Meeting with EC desk officers on CLLD

ERGO NETWORK DELEGATION OF NATIONAL MEMBERS AND REPRESENTATIVES OF LOCAL ACTION GROUPS MEET EUROPEAN COMMISSION DESK OFFICERS TO DISCUSS CLLD

 On 10 and 11 October, ERGO Network facilitated a meeting between its national members and representatives of Local Action Groups from Bulgaria, the Czech Republic and Romania, and the Desk Officers responsible for these countries from the European Commission Directorates- General for Regional and Urban Policy (REGIO), for Employment, Social Affairs and Inclusion (DG EMPL) and for Agriculture and Rural Development (AGRI), to discuss the current state of implementation of Community-Led Local Development (CLLD).

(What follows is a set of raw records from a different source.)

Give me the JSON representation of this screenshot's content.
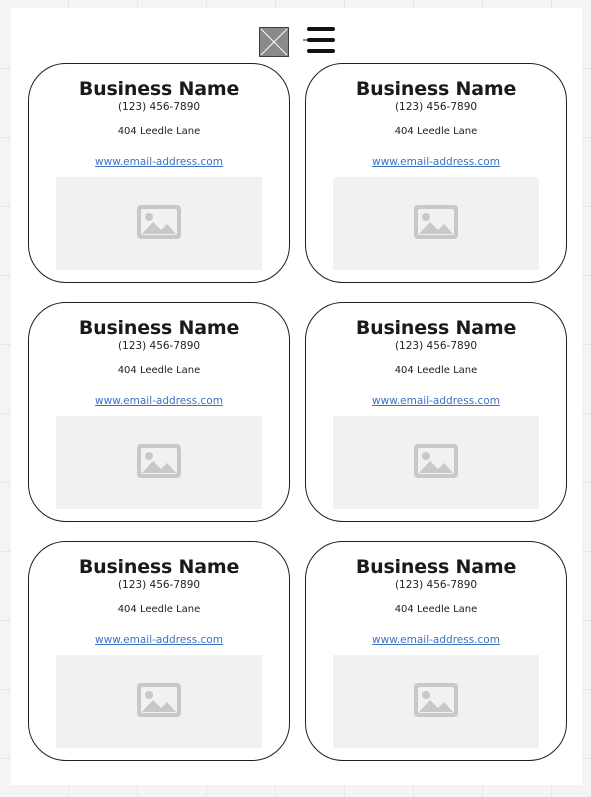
{
  "toolbar": {
    "close_icon": "x-box-icon",
    "menu_icon": "hamburger-menu-icon"
  },
  "colors": {
    "link": "#3b72c4",
    "card_border": "#1f1f1f",
    "image_placeholder_bg": "#f1f1f1",
    "image_icon": "#c8c8c8"
  },
  "cards": [
    {
      "title": "Business Name",
      "phone": "(123) 456-7890",
      "address": "404 Leedle Lane",
      "link": "www.email-address.com",
      "image_icon": "image-placeholder-icon"
    },
    {
      "title": "Business Name",
      "phone": "(123) 456-7890",
      "address": "404 Leedle Lane",
      "link": "www.email-address.com",
      "image_icon": "image-placeholder-icon"
    },
    {
      "title": "Business Name",
      "phone": "(123) 456-7890",
      "address": "404 Leedle Lane",
      "link": "www.email-address.com",
      "image_icon": "image-placeholder-icon"
    },
    {
      "title": "Business Name",
      "phone": "(123) 456-7890",
      "address": "404 Leedle Lane",
      "link": "www.email-address.com",
      "image_icon": "image-placeholder-icon"
    },
    {
      "title": "Business Name",
      "phone": "(123) 456-7890",
      "address": "404 Leedle Lane",
      "link": "www.email-address.com",
      "image_icon": "image-placeholder-icon"
    },
    {
      "title": "Business Name",
      "phone": "(123) 456-7890",
      "address": "404 Leedle Lane",
      "link": "www.email-address.com",
      "image_icon": "image-placeholder-icon"
    }
  ]
}
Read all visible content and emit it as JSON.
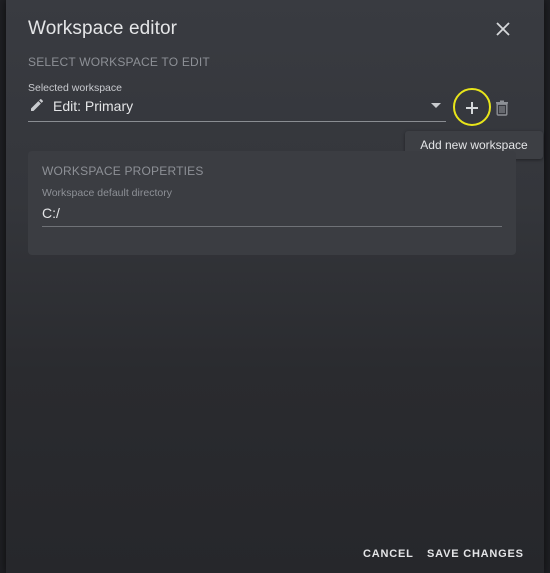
{
  "dialog": {
    "title": "Workspace editor",
    "close_icon": "close-icon"
  },
  "workspace_select": {
    "section_label": "SELECT WORKSPACE TO EDIT",
    "field_label": "Selected workspace",
    "value": "Edit: Primary",
    "leading_icon": "pencil-icon",
    "trailing_icon": "caret-down-icon"
  },
  "actions": {
    "add_icon": "plus-icon",
    "delete_icon": "trash-icon",
    "add_tooltip": "Add new workspace"
  },
  "properties": {
    "section_title": "WORKSPACE PROPERTIES",
    "directory_label": "Workspace default directory",
    "directory_value": "C:/"
  },
  "footer": {
    "cancel_label": "CANCEL",
    "save_label": "SAVE CHANGES"
  },
  "colors": {
    "highlight_ring": "#e8e51a",
    "dialog_bg": "#393b41",
    "panel_bg": "#3b3d42"
  }
}
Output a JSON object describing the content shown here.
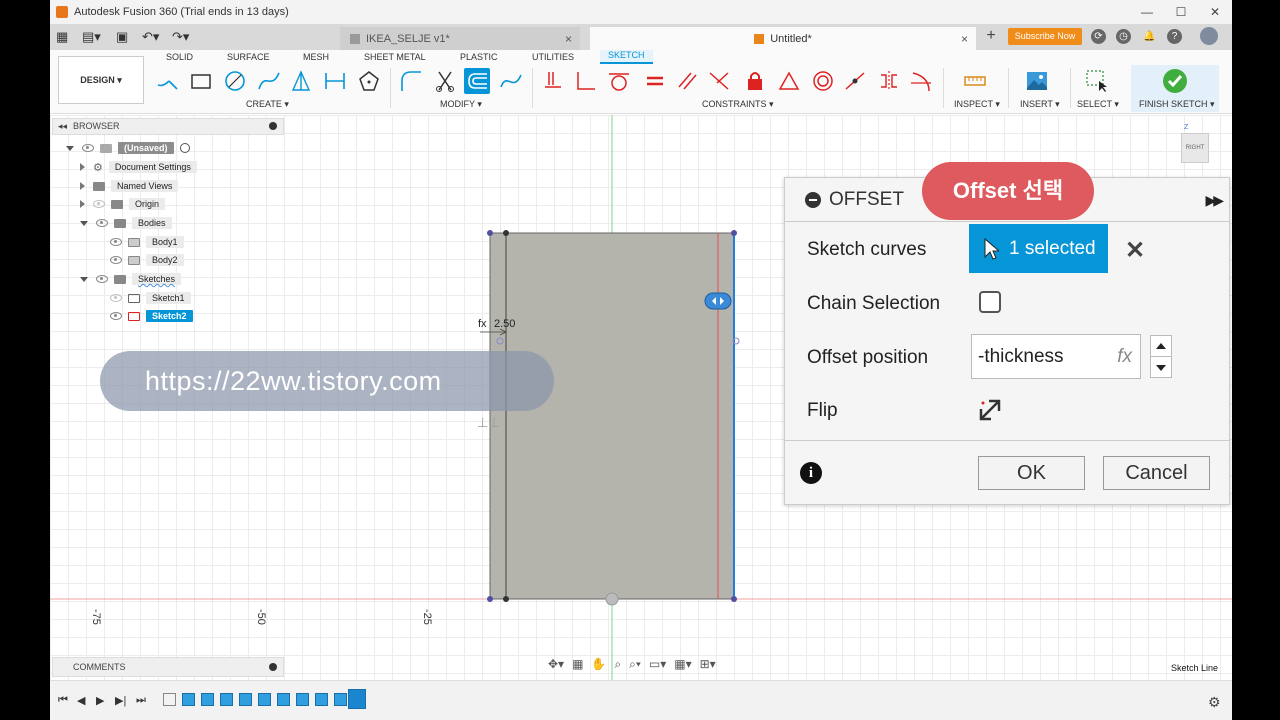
{
  "window": {
    "title": "Autodesk Fusion 360 (Trial ends in 13 days)",
    "controls": [
      "—",
      "☐",
      "✕"
    ]
  },
  "tabs": {
    "inactive_doc": "IKEA_SELJE v1*",
    "active_doc": "Untitled*",
    "close_glyph": "×",
    "new_tab_glyph": "+",
    "subscribe_label": "Subscribe Now"
  },
  "ribbon": {
    "tabs": [
      "SOLID",
      "SURFACE",
      "MESH",
      "SHEET METAL",
      "PLASTIC",
      "UTILITIES",
      "SKETCH"
    ],
    "active_tab": "SKETCH",
    "workspace": "DESIGN ▾",
    "groups": {
      "create": "CREATE ▾",
      "modify": "MODIFY ▾",
      "constraints": "CONSTRAINTS ▾",
      "inspect": "INSPECT ▾",
      "insert": "INSERT ▾",
      "select": "SELECT ▾",
      "finish": "FINISH SKETCH ▾"
    }
  },
  "browser": {
    "title": "BROWSER",
    "items": [
      {
        "label": "(Unsaved)",
        "level": 0
      },
      {
        "label": "Document Settings",
        "level": 1
      },
      {
        "label": "Named Views",
        "level": 1
      },
      {
        "label": "Origin",
        "level": 1
      },
      {
        "label": "Bodies",
        "level": 1
      },
      {
        "label": "Body1",
        "level": 2
      },
      {
        "label": "Body2",
        "level": 2
      },
      {
        "label": "Sketches",
        "level": 1
      },
      {
        "label": "Sketch1",
        "level": 2
      },
      {
        "label": "Sketch2",
        "level": 2
      }
    ]
  },
  "canvas": {
    "dimension_label": "2.50",
    "fx_label": "fx",
    "ruler": [
      "-75",
      "-50",
      "-25"
    ],
    "viewcube_label": "RIGHT",
    "axis_label": "Z"
  },
  "watermark": "https://22ww.tistory.com",
  "callout": "Offset 선택",
  "offset_dialog": {
    "title": "OFFSET",
    "sketch_curves_label": "Sketch curves",
    "selection_text": "1 selected",
    "chain_selection_label": "Chain Selection",
    "offset_position_label": "Offset position",
    "offset_position_value": "-thickness",
    "fx_hint": "fx",
    "flip_label": "Flip",
    "ok_label": "OK",
    "cancel_label": "Cancel",
    "info_glyph": "i"
  },
  "bottom": {
    "comments_title": "COMMENTS",
    "status": "Sketch Line"
  },
  "colors": {
    "accent": "#0696d7",
    "callout": "#de5a5e",
    "subscribe": "#f08c1a",
    "body_fill": "#b4b4ad"
  }
}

ERGO Network has been working on CLLD approaches for the past seven years and considers it an essential tool for ensuring bottom-up approaches and interventions are rooted in real needs on the ground, with the full involvement of Roma communities. CLLD processes offer a great potential to engage Roma people more actively in shaping the future of their local areas, through the possibility to join local partnerships that design and implement an integrated local development strategy.

However, research conducted by ERGO Network in 2019 shows that further steps are needed to ensure the smooth implementation of CLLD initiatives, in what concerns both Roma engagement with its delivery structures, as well as prioritising Roma inclusion as a specific objection of the funded projects. Some of the key issues needing improvement, as identified by the report, are insufficient knowledge at the local level and in Roma communities about CLLD, low rate of participation of Roma communities and their NGOs in CLLD processes, and complex bureaucracy, burdensome administrative demands, and lengthy deadlines.

During the meetings with European Commission representatives on 10 and 11 October, the ERGO Network delegation presented the findings of the research report, while participants from the national level further complemented the synthesis conclusions with a wealth of detail regarding the situation in their specific countries. Additionally, the exchanges with desk officers focussed on the best way to tackle these shortcomings, specifically around three key topics:

  • How can we ensure an increased financial allocation for CLLD per country?
  • How to open the possibility for CLLD to use the multi-fund approach?
  • How to introduce a specific Roma indicator for CLLD projects?

The common discussion was followed by bilateral exchanges between the national representatives and their desk officer counterparts. All participants deemed the meeting very timely and useful in the context of upcoming negotiations with Member States on the Multiannual Financial Framework. European Commission officials thanked the ERGO Network for its involvement and hard work, which was considered extremely helpful also in preparing the Commission’s next meeting with National Governments, scheduled for November-December.

  • To know more about Community-Led Local Development (CLLD), please click here.
  • To consult an overview of ERGO Network’s activities on CLLD, please click here.
  • To access ERGO Network’s 2019 Synthesis Report on CLLD (see above), please click here.
  • For more information about ERGO Network’s current work on CLLD, please contact Director Gabriela Hrabaňová.